The Old Wives' Tale by Arnold Bennett. Centenary Edition.
With a critical introduction by John Shapcott, Keele University. Past Chairman of The Arnold Bennett Society.
Publication of The Old Wives' Tale in 1908 catapulted Arnold Bennett into the front rank of great European novelists. It also established his lasting reputation in America. As a result Bennett's Five towns became as famous a literary locality as Thomas Hardy's Wessex.
The novel paints a colourful picture of Victorian and Edwardian life in a provincial Staffordshire town, Bursley. Constance Baines watches and laments the changes that see her hometown lose its identity in the face of economic changes. her younger sister, Sophia, elopes to Paris in 1870. Although the tow sisters lead widely divergent lifes they cannot escape the limitations of their shared background, nor deny the universal truths of ageing. Yet, despite its sombre reflections, Bennett's novel displays an enchanting sense of fun and endearing understandings of human frailties.
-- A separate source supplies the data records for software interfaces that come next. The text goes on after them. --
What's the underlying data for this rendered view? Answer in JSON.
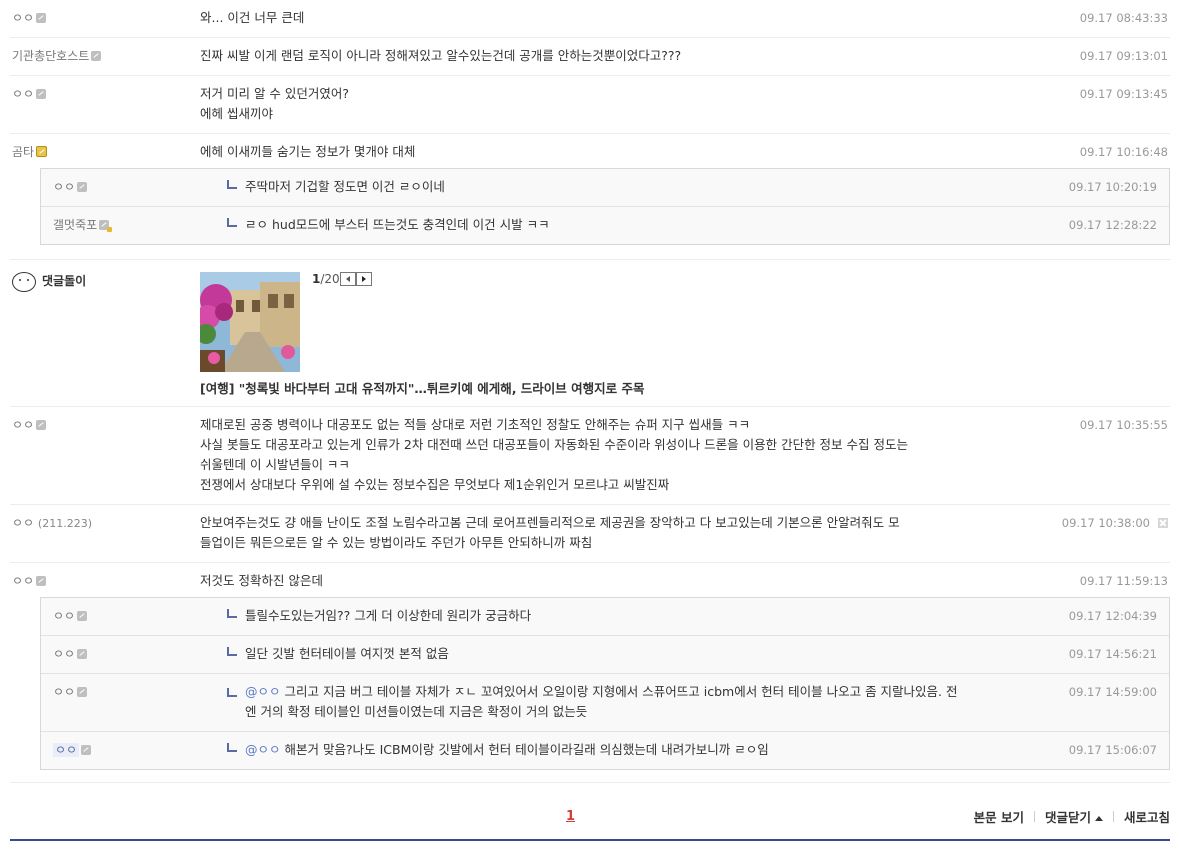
{
  "comments_top": [
    {
      "nick": "ㅇㅇ",
      "icon": "gallog-icon",
      "text": [
        "와... 이건 너무 큰데"
      ],
      "date": "09.17 08:43:33"
    },
    {
      "nick": "기관총단호스트",
      "icon": "gallog-icon",
      "text": [
        "진짜 씨발 이게 랜덤 로직이 아니라 정해져있고 알수있는건데 공개를 안하는것뿐이었다고???"
      ],
      "date": "09.17 09:13:01"
    },
    {
      "nick": "ㅇㅇ",
      "icon": "gallog-icon",
      "text": [
        "저거 미리 알 수 있던거였어?",
        "에헤 씹새끼야"
      ],
      "date": "09.17 09:13:45"
    },
    {
      "nick": "곰타",
      "icon": "gold-gallog-icon",
      "text": [
        "에헤 이새끼들 숨기는 정보가 몇개야 대체"
      ],
      "date": "09.17 10:16:48"
    }
  ],
  "replies_1": [
    {
      "nick": "ㅇㅇ",
      "text": "주딱마저 기겁할 정도면 이건 ㄹㅇ이네",
      "date": "09.17 10:20:19"
    },
    {
      "nick": "갤멋죽포",
      "text": "ㄹㅇ hud모드에 부스터 뜨는것도 충격인데 이건 시발 ㅋㅋ",
      "date": "09.17 12:28:22"
    }
  ],
  "bot": {
    "nick": "댓글돌이",
    "page_current": "1",
    "page_total": "/20",
    "headline": "[여행] \"청록빛 바다부터 고대 유적까지\"…튀르키예 에게해, 드라이브 여행지로 주목"
  },
  "comments_mid": [
    {
      "nick": "ㅇㅇ",
      "ip": "",
      "text": [
        "제대로된 공중 병력이나 대공포도 없는 적들 상대로 저런 기초적인 정찰도 안해주는 슈퍼 지구 씹새들 ㅋㅋ",
        "사실 봇들도 대공포라고 있는게 인류가 2차 대전때 쓰던 대공포들이 자동화된 수준이라 위성이나 드론을 이용한 간단한 정보 수집 정도는",
        "쉬울텐데 이 시발년들이 ㅋㅋ",
        "전쟁에서 상대보다 우위에 설 수있는 정보수집은 무엇보다 제1순위인거 모르냐고 씨발진짜"
      ],
      "date": "09.17 10:35:55"
    },
    {
      "nick": "ㅇㅇ",
      "ip": "(211.223)",
      "text": [
        "안보여주는것도 걍 애들 난이도 조절 노림수라고봄 근데 로어프렌들리적으로 제공권을 장악하고 다 보고있는데 기본으론 안알려줘도 모",
        "들업이든 뭐든으로든 알 수 있는 방법이라도 주던가 아무튼 안되하니까 짜침"
      ],
      "date": "09.17 10:38:00"
    },
    {
      "nick": "ㅇㅇ",
      "ip": "",
      "text": [
        "저것도 정확하진 않은데"
      ],
      "date": "09.17 11:59:13"
    }
  ],
  "replies_2": [
    {
      "nick": "ㅇㅇ",
      "mention": "",
      "text": [
        "틀릴수도있는거임?? 그게 더 이상한데 원리가 궁금하다"
      ],
      "date": "09.17 12:04:39"
    },
    {
      "nick": "ㅇㅇ",
      "mention": "",
      "text": [
        "일단 깃발 헌터테이블 여지껏 본적 없음"
      ],
      "date": "09.17 14:56:21"
    },
    {
      "nick": "ㅇㅇ",
      "mention": "@ㅇㅇ",
      "text": [
        "그리고 지금 버그 테이블 자체가 ㅈㄴ 꼬여있어서 오일이랑 지형에서 스퓨어뜨고 icbm에서 헌터 테이블 나오고 좀 지랄나있음. 전",
        "엔 거의 확정 테이블인 미션들이였는데 지금은 확정이 거의 없는듯"
      ],
      "date": "09.17 14:59:00"
    },
    {
      "nick": "ㅇㅇ",
      "mention": "@ㅇㅇ",
      "text": [
        "해본거 맞음?나도 ICBM이랑 깃발에서 헌터 테이블이라길래 의심했는데 내려가보니까 ㄹㅇ임"
      ],
      "date": "09.17 15:06:07"
    }
  ],
  "footer": {
    "page": "1",
    "view_post": "본문 보기",
    "close_comments": "댓글닫기",
    "refresh": "새로고침"
  }
}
Trade and political revolution, berserk elephants and pampered dogs, murder and punishment, marriage and betrayal - all are part of the panoramic sweep of Bennett's masterpiece.
Cover picture: The Sisters by Ralph Peacock.
Published by Churnet Valley Books.